### What the task asks
Using the listing that follows, return every line with the word "camera".
[Start of section]
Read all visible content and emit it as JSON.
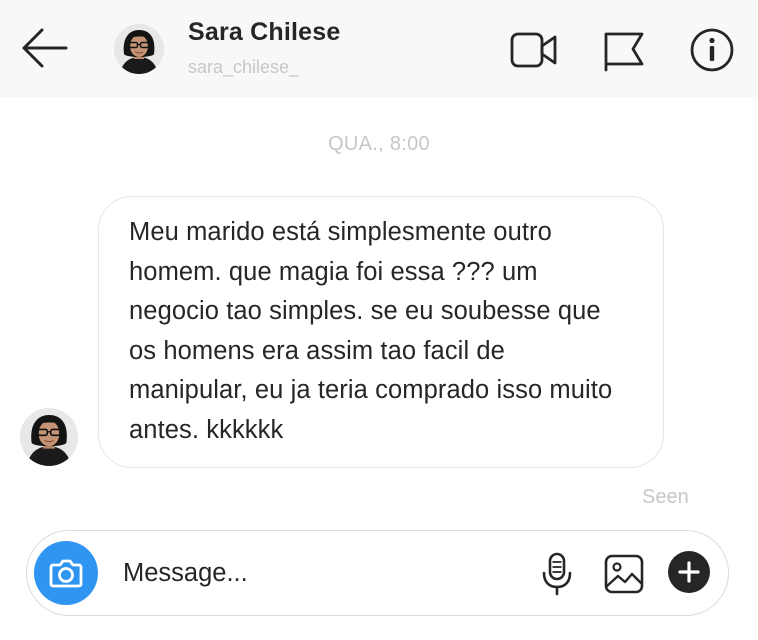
{
  "header": {
    "contact_name": "Sara Chilese",
    "contact_handle": "sara_chilese_",
    "icons": {
      "back": "arrow-left-icon",
      "video": "video-camera-icon",
      "report": "flag-icon",
      "info": "info-icon"
    }
  },
  "conversation": {
    "timestamp": "QUA., 8:00",
    "messages": [
      {
        "sender": "Sara Chilese",
        "text": "Meu marido está simplesmente outro homem. que magia foi essa ??? um negocio tao simples. se eu soubesse que os homens era assim tao facil de manipular, eu ja teria comprado isso muito antes. kkkkkk"
      }
    ],
    "status": "Seen"
  },
  "composer": {
    "placeholder": "Message...",
    "icons": {
      "camera": "camera-icon",
      "mic": "microphone-icon",
      "gallery": "image-icon",
      "more": "plus-icon"
    }
  },
  "colors": {
    "accent_blue": "#2f95f1",
    "text_primary": "#262626",
    "text_muted": "#c7c7c7",
    "header_bg": "#f8f8f8",
    "bubble_border": "#e6e6e6"
  }
}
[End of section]
### Your solution
      "video": "video-camera-icon",
      "camera": "camera-icon",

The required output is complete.